**TASK DESCRIPTION**
Scan the listing below for the word "PSUMAT", then copy each line that has it.

**RECORD EXCERPTS**
■ ■ ■ ■

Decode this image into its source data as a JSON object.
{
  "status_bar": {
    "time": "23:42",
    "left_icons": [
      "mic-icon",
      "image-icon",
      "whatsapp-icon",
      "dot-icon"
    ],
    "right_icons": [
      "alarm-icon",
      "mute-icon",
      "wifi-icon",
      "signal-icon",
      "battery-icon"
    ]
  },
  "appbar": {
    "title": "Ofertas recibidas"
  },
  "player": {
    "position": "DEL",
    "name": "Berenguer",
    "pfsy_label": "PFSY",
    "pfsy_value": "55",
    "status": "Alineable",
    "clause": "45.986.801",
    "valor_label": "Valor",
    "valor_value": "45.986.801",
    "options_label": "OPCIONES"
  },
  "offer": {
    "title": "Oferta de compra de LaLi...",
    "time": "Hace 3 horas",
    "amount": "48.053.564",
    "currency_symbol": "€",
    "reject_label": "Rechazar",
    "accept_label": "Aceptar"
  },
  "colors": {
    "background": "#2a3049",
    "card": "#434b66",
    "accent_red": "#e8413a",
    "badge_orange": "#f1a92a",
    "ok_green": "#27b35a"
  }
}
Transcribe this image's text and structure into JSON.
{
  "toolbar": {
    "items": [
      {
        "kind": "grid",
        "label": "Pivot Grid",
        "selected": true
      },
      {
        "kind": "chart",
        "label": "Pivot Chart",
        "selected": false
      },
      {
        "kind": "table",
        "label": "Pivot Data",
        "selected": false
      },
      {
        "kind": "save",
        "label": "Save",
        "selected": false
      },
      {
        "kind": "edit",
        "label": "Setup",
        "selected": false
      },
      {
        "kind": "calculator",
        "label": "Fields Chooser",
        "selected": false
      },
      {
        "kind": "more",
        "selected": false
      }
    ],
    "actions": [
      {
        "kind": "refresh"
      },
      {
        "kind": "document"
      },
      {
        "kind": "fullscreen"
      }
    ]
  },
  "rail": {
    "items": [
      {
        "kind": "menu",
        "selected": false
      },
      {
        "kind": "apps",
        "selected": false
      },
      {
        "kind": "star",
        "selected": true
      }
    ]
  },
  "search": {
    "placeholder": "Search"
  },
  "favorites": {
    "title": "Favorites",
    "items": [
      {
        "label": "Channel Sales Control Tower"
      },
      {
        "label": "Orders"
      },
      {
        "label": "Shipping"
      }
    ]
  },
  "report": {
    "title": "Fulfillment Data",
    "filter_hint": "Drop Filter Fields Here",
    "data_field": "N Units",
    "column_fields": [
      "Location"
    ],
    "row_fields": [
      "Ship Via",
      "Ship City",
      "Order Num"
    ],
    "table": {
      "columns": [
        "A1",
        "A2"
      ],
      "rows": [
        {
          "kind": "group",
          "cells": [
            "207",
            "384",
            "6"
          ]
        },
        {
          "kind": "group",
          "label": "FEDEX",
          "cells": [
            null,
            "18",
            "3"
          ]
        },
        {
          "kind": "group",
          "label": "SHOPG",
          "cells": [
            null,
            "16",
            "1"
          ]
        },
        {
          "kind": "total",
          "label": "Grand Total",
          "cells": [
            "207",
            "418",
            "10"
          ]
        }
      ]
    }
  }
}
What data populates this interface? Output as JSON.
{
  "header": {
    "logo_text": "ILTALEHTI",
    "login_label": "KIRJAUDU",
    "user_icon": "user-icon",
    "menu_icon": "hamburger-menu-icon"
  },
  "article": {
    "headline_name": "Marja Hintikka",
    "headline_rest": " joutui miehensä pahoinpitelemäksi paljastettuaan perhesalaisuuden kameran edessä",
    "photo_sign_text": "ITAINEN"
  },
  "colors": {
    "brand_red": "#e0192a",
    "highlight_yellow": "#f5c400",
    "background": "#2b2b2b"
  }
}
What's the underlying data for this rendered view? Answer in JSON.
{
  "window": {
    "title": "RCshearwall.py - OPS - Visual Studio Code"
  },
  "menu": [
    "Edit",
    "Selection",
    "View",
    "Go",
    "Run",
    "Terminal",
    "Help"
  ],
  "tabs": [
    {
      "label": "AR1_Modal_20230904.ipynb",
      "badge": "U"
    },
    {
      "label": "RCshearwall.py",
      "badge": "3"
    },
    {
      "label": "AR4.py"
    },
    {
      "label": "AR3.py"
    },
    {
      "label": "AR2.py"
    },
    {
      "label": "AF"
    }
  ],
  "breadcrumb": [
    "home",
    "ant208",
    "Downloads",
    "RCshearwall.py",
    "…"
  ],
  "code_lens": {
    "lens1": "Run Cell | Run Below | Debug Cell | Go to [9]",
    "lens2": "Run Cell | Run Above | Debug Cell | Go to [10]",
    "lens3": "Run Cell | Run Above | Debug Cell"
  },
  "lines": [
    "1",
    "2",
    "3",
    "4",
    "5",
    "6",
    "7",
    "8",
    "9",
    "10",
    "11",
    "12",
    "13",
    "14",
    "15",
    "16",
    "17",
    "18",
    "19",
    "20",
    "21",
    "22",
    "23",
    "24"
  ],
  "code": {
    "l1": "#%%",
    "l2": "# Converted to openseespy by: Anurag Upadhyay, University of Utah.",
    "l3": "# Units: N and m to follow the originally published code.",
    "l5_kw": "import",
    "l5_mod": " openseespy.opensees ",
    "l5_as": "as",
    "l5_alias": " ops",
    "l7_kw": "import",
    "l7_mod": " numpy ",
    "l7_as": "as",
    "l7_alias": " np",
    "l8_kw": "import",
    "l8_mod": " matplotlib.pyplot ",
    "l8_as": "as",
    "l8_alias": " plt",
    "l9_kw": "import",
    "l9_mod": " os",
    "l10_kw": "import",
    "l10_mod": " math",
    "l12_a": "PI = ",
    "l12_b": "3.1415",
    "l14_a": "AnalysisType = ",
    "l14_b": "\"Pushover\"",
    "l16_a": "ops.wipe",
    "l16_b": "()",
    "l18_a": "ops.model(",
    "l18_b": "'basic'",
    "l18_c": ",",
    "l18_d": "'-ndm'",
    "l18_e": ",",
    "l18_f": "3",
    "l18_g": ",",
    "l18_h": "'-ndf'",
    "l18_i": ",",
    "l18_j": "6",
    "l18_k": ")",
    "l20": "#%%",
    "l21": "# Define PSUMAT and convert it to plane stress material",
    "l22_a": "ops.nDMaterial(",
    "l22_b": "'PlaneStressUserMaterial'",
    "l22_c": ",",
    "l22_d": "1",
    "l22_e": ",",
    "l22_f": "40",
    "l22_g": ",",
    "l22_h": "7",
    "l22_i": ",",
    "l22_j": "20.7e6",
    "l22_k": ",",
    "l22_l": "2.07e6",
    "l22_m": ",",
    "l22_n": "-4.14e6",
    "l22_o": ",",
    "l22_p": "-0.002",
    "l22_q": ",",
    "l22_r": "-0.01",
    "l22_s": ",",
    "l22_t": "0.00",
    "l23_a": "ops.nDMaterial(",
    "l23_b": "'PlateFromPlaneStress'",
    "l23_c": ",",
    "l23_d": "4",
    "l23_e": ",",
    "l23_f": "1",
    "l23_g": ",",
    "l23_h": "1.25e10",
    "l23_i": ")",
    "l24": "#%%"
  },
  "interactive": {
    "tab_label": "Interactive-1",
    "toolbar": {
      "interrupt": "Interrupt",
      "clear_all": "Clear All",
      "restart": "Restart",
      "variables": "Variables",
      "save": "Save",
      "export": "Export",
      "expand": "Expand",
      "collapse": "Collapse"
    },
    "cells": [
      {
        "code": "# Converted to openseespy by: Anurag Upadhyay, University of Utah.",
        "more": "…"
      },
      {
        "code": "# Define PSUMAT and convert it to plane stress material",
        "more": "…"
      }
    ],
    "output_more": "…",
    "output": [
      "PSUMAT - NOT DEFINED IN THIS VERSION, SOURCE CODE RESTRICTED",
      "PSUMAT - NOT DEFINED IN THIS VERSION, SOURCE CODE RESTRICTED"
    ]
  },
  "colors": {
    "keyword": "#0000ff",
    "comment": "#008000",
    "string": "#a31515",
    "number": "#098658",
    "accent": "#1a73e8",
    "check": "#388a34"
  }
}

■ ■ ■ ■

**YOUR SOLUTION**
    "l21": "# Define PSUMAT and convert it to plane stress material",
        "code": "# Define PSUMAT and convert it to plane stress material",
      "PSUMAT - NOT DEFINED IN THIS VERSION, SOURCE CODE RESTRICTED",
      "PSUMAT - NOT DEFINED IN THIS VERSION, SOURCE CODE RESTRICTED"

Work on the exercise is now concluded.